* [How to complete this task]
Go through the lines below and count those that contain "color"; the number is all that should be returned.

* [Supplied data]
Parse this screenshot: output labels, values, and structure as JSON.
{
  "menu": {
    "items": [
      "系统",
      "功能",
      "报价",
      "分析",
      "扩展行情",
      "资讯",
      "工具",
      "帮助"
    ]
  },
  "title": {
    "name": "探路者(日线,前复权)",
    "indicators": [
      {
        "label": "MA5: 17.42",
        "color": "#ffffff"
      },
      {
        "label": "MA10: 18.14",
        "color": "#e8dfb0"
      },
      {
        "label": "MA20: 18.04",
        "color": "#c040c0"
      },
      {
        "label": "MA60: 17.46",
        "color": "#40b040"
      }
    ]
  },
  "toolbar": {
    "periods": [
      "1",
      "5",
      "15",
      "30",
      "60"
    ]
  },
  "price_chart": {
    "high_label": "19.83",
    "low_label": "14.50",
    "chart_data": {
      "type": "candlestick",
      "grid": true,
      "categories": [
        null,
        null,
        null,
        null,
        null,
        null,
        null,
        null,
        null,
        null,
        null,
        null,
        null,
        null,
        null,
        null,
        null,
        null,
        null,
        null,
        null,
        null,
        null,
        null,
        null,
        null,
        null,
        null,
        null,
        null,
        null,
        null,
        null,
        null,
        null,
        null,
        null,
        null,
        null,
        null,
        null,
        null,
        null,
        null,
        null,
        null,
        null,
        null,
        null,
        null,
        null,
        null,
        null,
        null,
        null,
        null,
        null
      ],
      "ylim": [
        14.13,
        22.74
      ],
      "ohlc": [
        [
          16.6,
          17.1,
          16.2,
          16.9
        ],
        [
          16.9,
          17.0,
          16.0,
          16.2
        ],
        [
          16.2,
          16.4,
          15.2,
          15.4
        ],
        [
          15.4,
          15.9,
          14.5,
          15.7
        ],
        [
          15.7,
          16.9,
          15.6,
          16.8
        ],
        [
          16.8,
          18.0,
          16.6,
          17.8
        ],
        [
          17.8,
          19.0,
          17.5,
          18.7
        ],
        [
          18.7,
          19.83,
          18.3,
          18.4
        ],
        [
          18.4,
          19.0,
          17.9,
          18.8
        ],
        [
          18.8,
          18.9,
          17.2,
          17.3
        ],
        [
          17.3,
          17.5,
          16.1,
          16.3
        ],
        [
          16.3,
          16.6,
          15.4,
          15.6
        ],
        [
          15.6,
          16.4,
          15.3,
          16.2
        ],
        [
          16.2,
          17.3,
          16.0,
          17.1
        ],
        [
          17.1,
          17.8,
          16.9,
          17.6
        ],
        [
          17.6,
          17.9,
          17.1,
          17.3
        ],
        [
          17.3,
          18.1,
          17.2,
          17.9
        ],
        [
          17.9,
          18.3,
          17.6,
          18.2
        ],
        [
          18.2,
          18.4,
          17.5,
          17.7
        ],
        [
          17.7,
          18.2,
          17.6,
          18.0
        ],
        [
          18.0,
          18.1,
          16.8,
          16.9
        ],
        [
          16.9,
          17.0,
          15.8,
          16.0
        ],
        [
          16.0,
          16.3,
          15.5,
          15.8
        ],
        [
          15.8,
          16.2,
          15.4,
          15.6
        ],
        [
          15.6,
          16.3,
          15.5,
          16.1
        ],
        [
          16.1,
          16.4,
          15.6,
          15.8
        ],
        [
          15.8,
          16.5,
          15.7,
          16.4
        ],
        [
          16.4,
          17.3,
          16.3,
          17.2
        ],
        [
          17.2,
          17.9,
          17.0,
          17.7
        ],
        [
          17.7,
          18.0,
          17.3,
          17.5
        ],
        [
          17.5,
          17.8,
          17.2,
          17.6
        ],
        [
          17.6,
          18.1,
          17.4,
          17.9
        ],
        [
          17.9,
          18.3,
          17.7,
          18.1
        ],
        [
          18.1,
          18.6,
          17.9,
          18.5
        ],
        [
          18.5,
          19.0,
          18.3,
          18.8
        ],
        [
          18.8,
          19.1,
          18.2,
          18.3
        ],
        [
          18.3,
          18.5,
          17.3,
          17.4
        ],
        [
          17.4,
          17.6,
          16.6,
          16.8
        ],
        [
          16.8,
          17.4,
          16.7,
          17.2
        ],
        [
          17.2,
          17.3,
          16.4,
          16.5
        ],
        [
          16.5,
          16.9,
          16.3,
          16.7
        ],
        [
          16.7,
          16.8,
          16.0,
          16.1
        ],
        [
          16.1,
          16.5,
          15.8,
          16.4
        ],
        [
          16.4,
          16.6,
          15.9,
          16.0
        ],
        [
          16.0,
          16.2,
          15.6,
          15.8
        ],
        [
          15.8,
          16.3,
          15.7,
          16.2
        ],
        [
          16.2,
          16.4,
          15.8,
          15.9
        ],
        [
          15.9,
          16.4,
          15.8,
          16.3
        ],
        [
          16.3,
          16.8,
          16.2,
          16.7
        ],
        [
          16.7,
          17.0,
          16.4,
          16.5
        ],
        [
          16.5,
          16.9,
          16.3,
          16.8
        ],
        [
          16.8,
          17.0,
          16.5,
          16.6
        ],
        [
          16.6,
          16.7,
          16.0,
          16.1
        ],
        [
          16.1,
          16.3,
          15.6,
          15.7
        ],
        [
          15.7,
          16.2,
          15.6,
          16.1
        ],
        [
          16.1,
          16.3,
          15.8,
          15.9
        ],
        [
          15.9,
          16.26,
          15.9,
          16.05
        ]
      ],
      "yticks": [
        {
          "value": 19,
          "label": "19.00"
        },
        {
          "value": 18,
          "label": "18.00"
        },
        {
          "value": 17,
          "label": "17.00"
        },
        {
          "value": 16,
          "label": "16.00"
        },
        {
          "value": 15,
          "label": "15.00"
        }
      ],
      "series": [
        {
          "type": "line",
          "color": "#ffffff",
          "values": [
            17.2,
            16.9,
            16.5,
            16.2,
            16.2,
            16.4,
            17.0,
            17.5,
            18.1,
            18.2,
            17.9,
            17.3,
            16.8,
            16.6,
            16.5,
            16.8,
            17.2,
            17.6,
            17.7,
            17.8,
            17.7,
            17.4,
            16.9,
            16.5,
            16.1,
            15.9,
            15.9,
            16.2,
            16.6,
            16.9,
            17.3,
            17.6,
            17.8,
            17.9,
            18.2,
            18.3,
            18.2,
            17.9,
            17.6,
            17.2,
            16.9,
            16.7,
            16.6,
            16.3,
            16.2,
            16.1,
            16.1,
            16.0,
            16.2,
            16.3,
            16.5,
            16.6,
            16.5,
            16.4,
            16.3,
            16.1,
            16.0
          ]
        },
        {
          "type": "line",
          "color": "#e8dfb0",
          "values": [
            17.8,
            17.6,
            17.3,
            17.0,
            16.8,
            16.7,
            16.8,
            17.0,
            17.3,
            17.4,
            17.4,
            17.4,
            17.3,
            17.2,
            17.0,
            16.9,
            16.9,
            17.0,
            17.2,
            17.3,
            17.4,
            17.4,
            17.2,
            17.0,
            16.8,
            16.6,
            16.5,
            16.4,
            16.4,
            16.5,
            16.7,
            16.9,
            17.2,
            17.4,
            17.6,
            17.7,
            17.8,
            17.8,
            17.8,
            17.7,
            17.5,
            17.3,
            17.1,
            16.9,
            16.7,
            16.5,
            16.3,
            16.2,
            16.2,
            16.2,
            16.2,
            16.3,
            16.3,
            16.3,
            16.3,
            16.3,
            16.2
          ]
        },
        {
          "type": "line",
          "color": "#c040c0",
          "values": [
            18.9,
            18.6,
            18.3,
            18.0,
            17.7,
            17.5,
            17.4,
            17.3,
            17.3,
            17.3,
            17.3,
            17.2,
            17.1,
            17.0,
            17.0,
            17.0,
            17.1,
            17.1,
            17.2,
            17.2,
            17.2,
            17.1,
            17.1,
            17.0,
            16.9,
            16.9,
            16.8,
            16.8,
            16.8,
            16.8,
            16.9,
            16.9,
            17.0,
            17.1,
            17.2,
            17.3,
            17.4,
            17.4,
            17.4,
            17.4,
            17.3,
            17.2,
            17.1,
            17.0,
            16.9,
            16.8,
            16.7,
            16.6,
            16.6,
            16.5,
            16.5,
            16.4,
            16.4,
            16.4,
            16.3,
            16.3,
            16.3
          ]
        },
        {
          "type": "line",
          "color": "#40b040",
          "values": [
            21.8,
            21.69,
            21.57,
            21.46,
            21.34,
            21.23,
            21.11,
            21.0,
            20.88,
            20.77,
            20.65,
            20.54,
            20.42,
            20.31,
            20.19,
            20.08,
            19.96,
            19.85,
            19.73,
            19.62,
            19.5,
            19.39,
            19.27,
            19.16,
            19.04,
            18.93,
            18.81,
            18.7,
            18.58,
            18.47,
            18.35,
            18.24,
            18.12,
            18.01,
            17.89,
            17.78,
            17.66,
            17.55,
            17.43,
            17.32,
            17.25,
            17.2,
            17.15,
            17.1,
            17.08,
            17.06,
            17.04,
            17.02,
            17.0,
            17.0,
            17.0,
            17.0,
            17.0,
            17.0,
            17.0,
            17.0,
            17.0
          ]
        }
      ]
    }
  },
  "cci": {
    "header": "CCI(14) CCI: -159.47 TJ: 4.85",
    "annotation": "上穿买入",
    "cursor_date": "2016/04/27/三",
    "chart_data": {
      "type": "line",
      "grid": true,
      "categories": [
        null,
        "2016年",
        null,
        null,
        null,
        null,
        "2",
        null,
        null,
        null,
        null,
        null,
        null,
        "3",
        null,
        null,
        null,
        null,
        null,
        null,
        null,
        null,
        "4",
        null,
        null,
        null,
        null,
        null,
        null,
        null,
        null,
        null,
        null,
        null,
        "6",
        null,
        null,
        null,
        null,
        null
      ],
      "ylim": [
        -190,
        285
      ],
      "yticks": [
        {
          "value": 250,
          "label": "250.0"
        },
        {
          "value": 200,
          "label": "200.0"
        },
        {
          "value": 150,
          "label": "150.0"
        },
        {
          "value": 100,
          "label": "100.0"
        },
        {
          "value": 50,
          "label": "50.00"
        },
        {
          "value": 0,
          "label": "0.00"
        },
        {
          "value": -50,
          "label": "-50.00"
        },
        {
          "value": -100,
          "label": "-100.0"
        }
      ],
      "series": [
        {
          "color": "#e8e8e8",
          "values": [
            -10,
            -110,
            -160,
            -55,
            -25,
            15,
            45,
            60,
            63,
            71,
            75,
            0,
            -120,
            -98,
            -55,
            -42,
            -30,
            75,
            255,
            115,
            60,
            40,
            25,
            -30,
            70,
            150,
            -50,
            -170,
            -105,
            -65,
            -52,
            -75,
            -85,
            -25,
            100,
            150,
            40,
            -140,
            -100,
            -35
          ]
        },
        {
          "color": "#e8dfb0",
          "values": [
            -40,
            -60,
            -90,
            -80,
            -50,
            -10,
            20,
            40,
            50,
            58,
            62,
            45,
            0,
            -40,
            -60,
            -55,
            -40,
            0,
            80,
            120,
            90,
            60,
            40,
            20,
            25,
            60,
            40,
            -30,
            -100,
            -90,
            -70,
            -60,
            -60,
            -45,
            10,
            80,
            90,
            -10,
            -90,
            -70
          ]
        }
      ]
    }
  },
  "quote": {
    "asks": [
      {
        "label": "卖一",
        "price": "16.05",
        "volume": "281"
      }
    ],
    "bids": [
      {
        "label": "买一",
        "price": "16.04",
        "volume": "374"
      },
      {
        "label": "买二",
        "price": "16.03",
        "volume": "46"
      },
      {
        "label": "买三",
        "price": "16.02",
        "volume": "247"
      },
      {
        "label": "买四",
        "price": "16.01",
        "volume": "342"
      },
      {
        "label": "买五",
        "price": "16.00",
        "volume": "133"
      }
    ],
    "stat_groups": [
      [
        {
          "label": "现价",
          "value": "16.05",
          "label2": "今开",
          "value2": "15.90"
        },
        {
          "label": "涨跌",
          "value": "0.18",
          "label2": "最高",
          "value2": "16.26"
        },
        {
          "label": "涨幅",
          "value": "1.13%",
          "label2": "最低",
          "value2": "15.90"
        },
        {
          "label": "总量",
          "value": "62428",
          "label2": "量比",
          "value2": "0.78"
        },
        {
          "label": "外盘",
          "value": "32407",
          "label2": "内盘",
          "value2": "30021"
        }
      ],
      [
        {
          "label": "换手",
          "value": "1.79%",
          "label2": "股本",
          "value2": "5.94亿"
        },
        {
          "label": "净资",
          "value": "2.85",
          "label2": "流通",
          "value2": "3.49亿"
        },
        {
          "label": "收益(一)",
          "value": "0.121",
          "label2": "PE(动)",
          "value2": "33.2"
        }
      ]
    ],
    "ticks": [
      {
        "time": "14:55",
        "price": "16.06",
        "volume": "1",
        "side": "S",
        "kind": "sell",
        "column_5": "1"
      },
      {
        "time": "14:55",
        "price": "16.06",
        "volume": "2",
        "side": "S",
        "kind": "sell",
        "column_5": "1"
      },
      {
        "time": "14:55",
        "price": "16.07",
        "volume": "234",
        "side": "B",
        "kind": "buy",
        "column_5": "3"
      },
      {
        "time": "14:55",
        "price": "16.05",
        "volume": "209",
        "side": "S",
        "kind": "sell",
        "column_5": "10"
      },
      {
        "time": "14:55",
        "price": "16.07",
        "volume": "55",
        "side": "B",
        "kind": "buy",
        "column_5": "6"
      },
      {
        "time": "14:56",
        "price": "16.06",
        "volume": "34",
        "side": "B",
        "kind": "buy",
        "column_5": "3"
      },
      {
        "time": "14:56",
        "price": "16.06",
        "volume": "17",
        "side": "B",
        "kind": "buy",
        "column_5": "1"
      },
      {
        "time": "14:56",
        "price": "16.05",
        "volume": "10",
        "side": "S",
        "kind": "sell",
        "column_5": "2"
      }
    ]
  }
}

* [Response to this task]
10